Readers’ Favorite Review by Emma Megan
Jay Armstrong, a high school English teacher, explains in “Bedtime Stories for the Living: A Father’s Funny and Heartbreaking Memoir About The Power of Pursuing Your Dreams” how he was diagnosed with a rare, degenerative brain disease. This striking memoir contains wonderful love letters for each of Jay’s children, beautiful true stories, and precious life lessons and advice. It also contains what Jay never told his kids, what he felt like saying to them but failed as life got in the way. In “Bedtime Stories for the Living”, Jay talks about poetry and books, the importance of writing and its impact on his life, offering aspiring writers valuable writing tips. He also talks about the beauty and the challenges of life, of being a parent, and the difficulty of dealing with a rare disease.
You cannot read this breathtaking memoir and still be ungrateful for your health. “Bedtime Stories for the Living” by Jay Armstrong is the best motivational book I’ve ever read. Jay’s writing style is addictive, mainly because it’s nostalgic, vulnerable, and filled with wisdom and sorrow. In his uniqueness, Jay inspires and encourages not only his children but all his readers to figure out their dreams and to chase the one that brings them joy, to read poetry, and never to ignore their internal voice.

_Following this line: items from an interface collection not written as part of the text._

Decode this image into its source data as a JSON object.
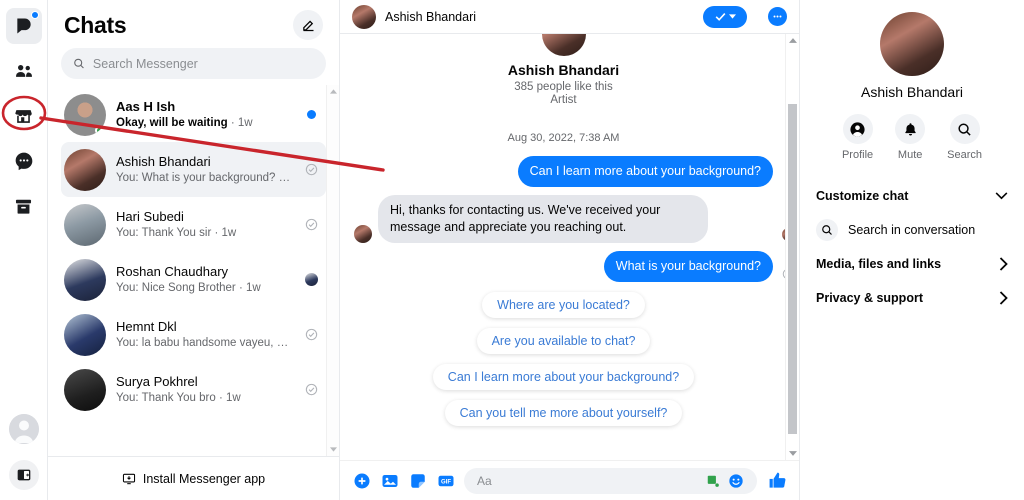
{
  "rail": {
    "items": [
      {
        "name": "facebook-home-icon",
        "label": "Facebook",
        "active": true,
        "badge": true
      },
      {
        "name": "friends-icon",
        "label": "Friends",
        "active": false,
        "badge": false
      },
      {
        "name": "marketplace-icon",
        "label": "Marketplace",
        "active": false,
        "badge": false
      },
      {
        "name": "messenger-chats-icon",
        "label": "Chats",
        "active": false,
        "badge": false
      },
      {
        "name": "archive-icon",
        "label": "Archived",
        "active": false,
        "badge": false
      }
    ],
    "bottom": [
      {
        "name": "profile-avatar",
        "label": "Profile"
      },
      {
        "name": "panel-toggle-icon",
        "label": "Toggle panel"
      }
    ]
  },
  "chat_list": {
    "title": "Chats",
    "compose_label": "New message",
    "search": {
      "placeholder": "Search Messenger",
      "value": ""
    },
    "rows": [
      {
        "name": "Aas H Ish",
        "snippet": "Okay, will be waiting",
        "time": "1w",
        "unread": true,
        "online": true,
        "status": "unread-dot",
        "avatar": "p1",
        "selected": false
      },
      {
        "name": "Ashish Bhandari",
        "snippet": "You: What is your background?",
        "time": "1w",
        "unread": false,
        "online": false,
        "status": "sent-check",
        "avatar": "p2",
        "selected": true
      },
      {
        "name": "Hari Subedi",
        "snippet": "You: Thank You sir",
        "time": "1w",
        "unread": false,
        "online": false,
        "status": "sent-check",
        "avatar": "p3",
        "selected": false
      },
      {
        "name": "Roshan Chaudhary",
        "snippet": "You: Nice Song Brother",
        "time": "1w",
        "unread": false,
        "online": false,
        "status": "seen-avatar",
        "avatar": "p4",
        "selected": false
      },
      {
        "name": "Hemnt Dkl",
        "snippet": "You: la babu handsome vayeu, ch...",
        "time": "1w",
        "unread": false,
        "online": false,
        "status": "sent-check",
        "avatar": "p5",
        "selected": false
      },
      {
        "name": "Surya Pokhrel",
        "snippet": "You: Thank You bro",
        "time": "1w",
        "unread": false,
        "online": false,
        "status": "sent-check",
        "avatar": "p6",
        "selected": false
      }
    ],
    "footer_label": "Install Messenger app"
  },
  "conversation": {
    "header": {
      "name": "Ashish Bhandari",
      "mark_done_label": "Mark as done",
      "more_label": "More options"
    },
    "intro": {
      "name": "Ashish Bhandari",
      "likes": "385 people like this",
      "category": "Artist"
    },
    "timestamp": "Aug 30, 2022, 7:38 AM",
    "messages": [
      {
        "direction": "out",
        "text": "Can I learn more about your background?",
        "status": ""
      },
      {
        "direction": "in",
        "text": "Hi, thanks for contacting us. We've received your message and appreciate you reaching out.",
        "status": "seen-avatar"
      },
      {
        "direction": "out",
        "text": "What is your background?",
        "status": "delivered-check"
      }
    ],
    "suggestions": [
      "Where are you located?",
      "Are you available to chat?",
      "Can I learn more about your background?",
      "Can you tell me more about yourself?"
    ],
    "composer": {
      "placeholder": "Aa",
      "value": "",
      "icons": [
        "plus-circle-icon",
        "photo-icon",
        "sticker-icon",
        "gif-icon"
      ],
      "right_icons": [
        "game-icon",
        "emoji-icon",
        "thumbs-up-icon"
      ]
    }
  },
  "right_panel": {
    "name": "Ashish Bhandari",
    "actions": [
      {
        "icon": "profile-icon",
        "label": "Profile"
      },
      {
        "icon": "bell-icon",
        "label": "Mute"
      },
      {
        "icon": "search-icon",
        "label": "Search"
      }
    ],
    "items": [
      {
        "label": "Customize chat",
        "chevron": "down",
        "name": "customize-chat"
      },
      {
        "label": "Search in conversation",
        "chevron": "none",
        "name": "search-in-conversation"
      },
      {
        "label": "Media, files and links",
        "chevron": "right",
        "name": "media-files-links"
      },
      {
        "label": "Privacy & support",
        "chevron": "right",
        "name": "privacy-support"
      }
    ]
  },
  "annotation": {
    "color": "#c9252c",
    "shape": "ellipse-with-arrow",
    "target": "messenger-chats-icon"
  },
  "colors": {
    "accent_blue": "#0a7cff",
    "bubble_in": "#e4e6eb",
    "text_primary": "#050505",
    "text_secondary": "#65676b",
    "annotation_red": "#c9252c"
  }
}
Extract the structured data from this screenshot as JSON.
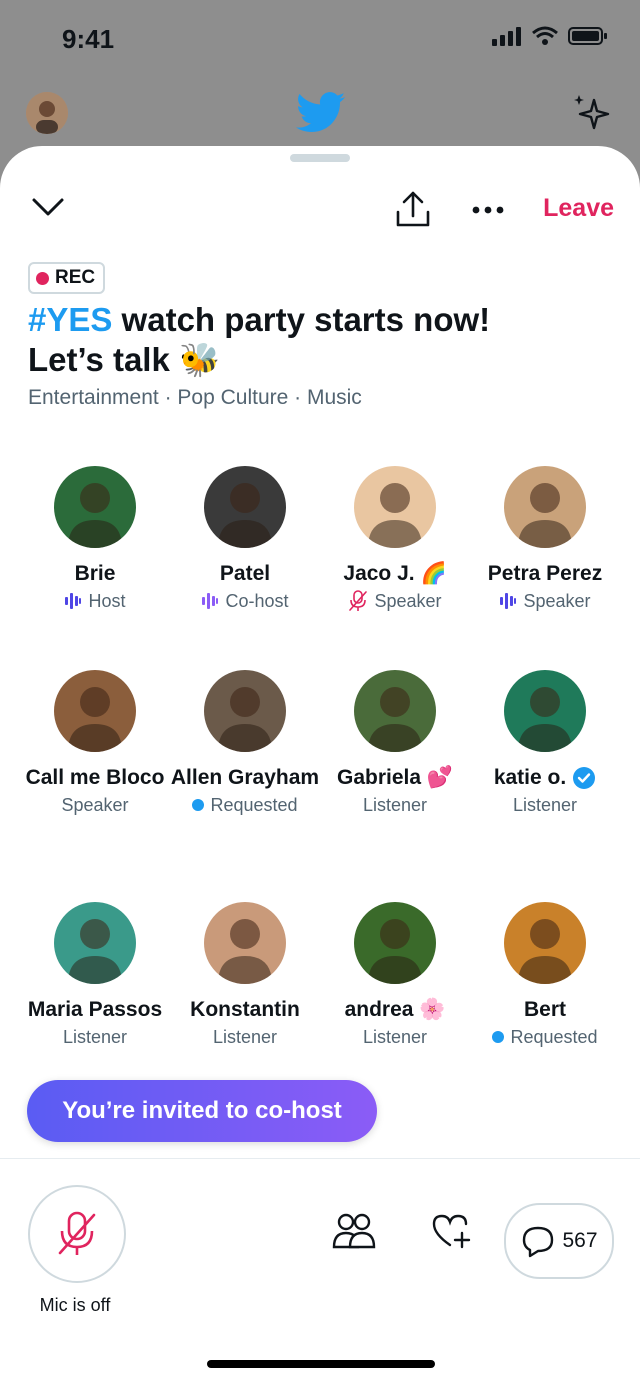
{
  "status": {
    "time": "9:41"
  },
  "header": {
    "leave_label": "Leave"
  },
  "space": {
    "rec_label": "REC",
    "title_hashtag": "#YES",
    "title_rest": " watch party starts now!",
    "title_line2": "Let’s talk 🐝",
    "topics": "Entertainment · Pop Culture · Music"
  },
  "people": [
    {
      "name": "Brie",
      "role": "Host",
      "role_icon": "speaking-wave-icon",
      "avatar_color": "#2b6b3a"
    },
    {
      "name": "Patel",
      "role": "Co-host",
      "role_icon": "speaking-wave-icon",
      "avatar_color": "#3a3a3a"
    },
    {
      "name": "Jaco J. 🌈",
      "role": "Speaker",
      "role_icon": "mic-off-icon",
      "avatar_color": "#e9c6a1"
    },
    {
      "name": "Petra Perez",
      "role": "Speaker",
      "role_icon": "speaking-wave-icon",
      "avatar_color": "#c9a27a"
    },
    {
      "name": "Call me Bloco",
      "role": "Speaker",
      "role_icon": "",
      "avatar_color": "#8b5e3c"
    },
    {
      "name": "Allen Grayham",
      "role": "Requested",
      "role_icon": "requested-dot",
      "avatar_color": "#6b5a4a"
    },
    {
      "name": "Gabriela 💕",
      "role": "Listener",
      "role_icon": "",
      "avatar_color": "#4a6b3a"
    },
    {
      "name": "katie o.",
      "role": "Listener",
      "role_icon": "",
      "avatar_color": "#1f7a5a"
    },
    {
      "name": "Maria Passos",
      "role": "Listener",
      "role_icon": "",
      "avatar_color": "#3a9a8a"
    },
    {
      "name": "Konstantin",
      "role": "Listener",
      "role_icon": "",
      "avatar_color": "#c99a7a"
    },
    {
      "name": "andrea 🌸",
      "role": "Listener",
      "role_icon": "",
      "avatar_color": "#3a6a2a"
    },
    {
      "name": "Bert",
      "role": "Requested",
      "role_icon": "requested-dot",
      "avatar_color": "#c9812a"
    }
  ],
  "invite": {
    "label": "You’re invited to co-host"
  },
  "bottom": {
    "mic_label": "Mic is off",
    "replies_count": "567"
  }
}
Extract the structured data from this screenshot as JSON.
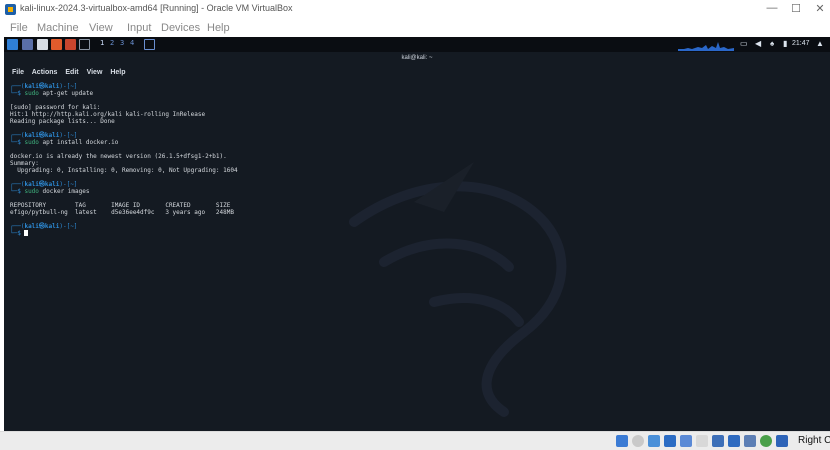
{
  "window": {
    "title": "kali-linux-2024.3-virtualbox-amd64 [Running] - Oracle VM VirtualBox",
    "controls": [
      "—",
      "☐",
      "✕"
    ]
  },
  "menu": [
    "File",
    "Machine",
    "View",
    "Input",
    "Devices",
    "Help"
  ],
  "guest_panel": {
    "workspaces": [
      "1",
      "2",
      "3",
      "4"
    ],
    "clock": "21:47",
    "accent": "#2d8bd6"
  },
  "terminal": {
    "title": "kali@kali: ~",
    "menu": [
      "File",
      "Actions",
      "Edit",
      "View",
      "Help"
    ],
    "lines": [
      {
        "kind": "prompt",
        "frame": "┌──(",
        "user": "kali㉿kali",
        "dir": ")-[~]"
      },
      {
        "kind": "command",
        "arrow": "└─$ ",
        "cmd": "sudo",
        "args": " apt-get update"
      },
      {
        "kind": "blank"
      },
      {
        "kind": "out",
        "text": "[sudo] password for kali:"
      },
      {
        "kind": "out",
        "text": "Hit:1 http://http.kali.org/kali kali-rolling InRelease"
      },
      {
        "kind": "out",
        "text": "Reading package lists... Done"
      },
      {
        "kind": "blank"
      },
      {
        "kind": "prompt",
        "frame": "┌──(",
        "user": "kali㉿kali",
        "dir": ")-[~]"
      },
      {
        "kind": "command",
        "arrow": "└─$ ",
        "cmd": "sudo",
        "args": " apt install docker.io"
      },
      {
        "kind": "blank"
      },
      {
        "kind": "out",
        "text": "docker.io is already the newest version (26.1.5+dfsg1-2+b1)."
      },
      {
        "kind": "out",
        "text": "Summary:"
      },
      {
        "kind": "out",
        "text": "  Upgrading: 0, Installing: 0, Removing: 0, Not Upgrading: 1604"
      },
      {
        "kind": "blank"
      },
      {
        "kind": "prompt",
        "frame": "┌──(",
        "user": "kali㉿kali",
        "dir": ")-[~]"
      },
      {
        "kind": "command",
        "arrow": "└─$ ",
        "cmd": "sudo",
        "args": " docker images"
      },
      {
        "kind": "blank"
      },
      {
        "kind": "out",
        "text": "REPOSITORY        TAG       IMAGE ID       CREATED       SIZE"
      },
      {
        "kind": "out",
        "text": "efigo/pytbull-ng  latest    d5e36ee4df9c   3 years ago   248MB"
      },
      {
        "kind": "blank"
      },
      {
        "kind": "prompt",
        "frame": "┌──(",
        "user": "kali㉿kali",
        "dir": ")-[~]"
      },
      {
        "kind": "cursor",
        "arrow": "└─$ "
      }
    ]
  },
  "host_taskbar": {
    "host_key_label": "Right C"
  }
}
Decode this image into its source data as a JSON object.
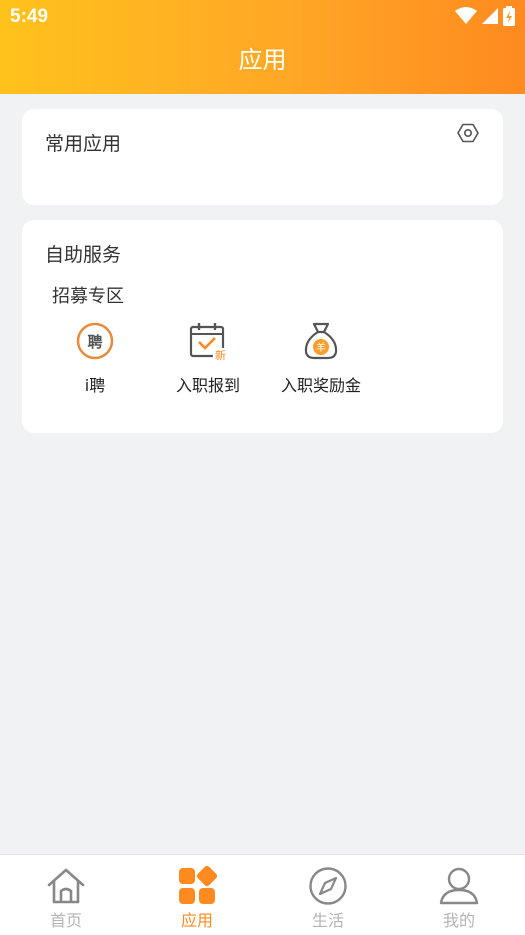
{
  "status_bar": {
    "time": "5:49"
  },
  "header": {
    "title": "应用"
  },
  "common_apps": {
    "title": "常用应用"
  },
  "self_service": {
    "title": "自助服务",
    "section": "招募专区",
    "items": [
      {
        "label": "i聘",
        "icon": "recruit-icon"
      },
      {
        "label": "入职报到",
        "icon": "calendar-check-icon"
      },
      {
        "label": "入职奖励金",
        "icon": "money-bag-icon"
      }
    ]
  },
  "icon_glyphs": {
    "recruit": "聘",
    "calendar_badge": "新",
    "money": "羊"
  },
  "tabbar": {
    "items": [
      {
        "label": "首页",
        "icon": "home-icon"
      },
      {
        "label": "应用",
        "icon": "apps-icon",
        "active": true
      },
      {
        "label": "生活",
        "icon": "compass-icon"
      },
      {
        "label": "我的",
        "icon": "user-icon"
      }
    ]
  },
  "colors": {
    "accent": "#ff8a1f",
    "header_start": "#ffc21c",
    "header_end": "#ff8a1f",
    "inactive": "#b4b4b4",
    "background": "#f1f2f4"
  }
}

He reminds them that they are responsible for how they adapt to change. “Bedtime Stories for the Living” is truly an empowering book as it speaks to the heart and the mind and delivers inspirational life lessons and unique stories. It’s undoubtedly a must-read.
Are you a reader? Looking for your next good book to read or listen to? Check out my new page “Jay’s Book Shelf” for some book recommendations.
Here’s what I’m currently reading: Teacher Man by Frank McCourt
If you like this post, you may also like:
Jay Armstrong is a writer, speaker, former high school English teacher, and an award-winning author. Despite being diagnosed with a rare neurological disease, that impairs his movement, balance, eyesight, and speech–Jay presses on. The leader of the Philadelphia Ataxia Support Group, he hopes to help you find joy, peace, and meaning in life. For Jay, a good day consists of 5 things:
4. Hearing his three children laugh
5. Hugging his wife
(Bonus points for a dinner with his parents or a drink with his friends)
Jay hasn’t had a bad day in quite a long time.
You can also visit Jay at jayarmstrongwrites.com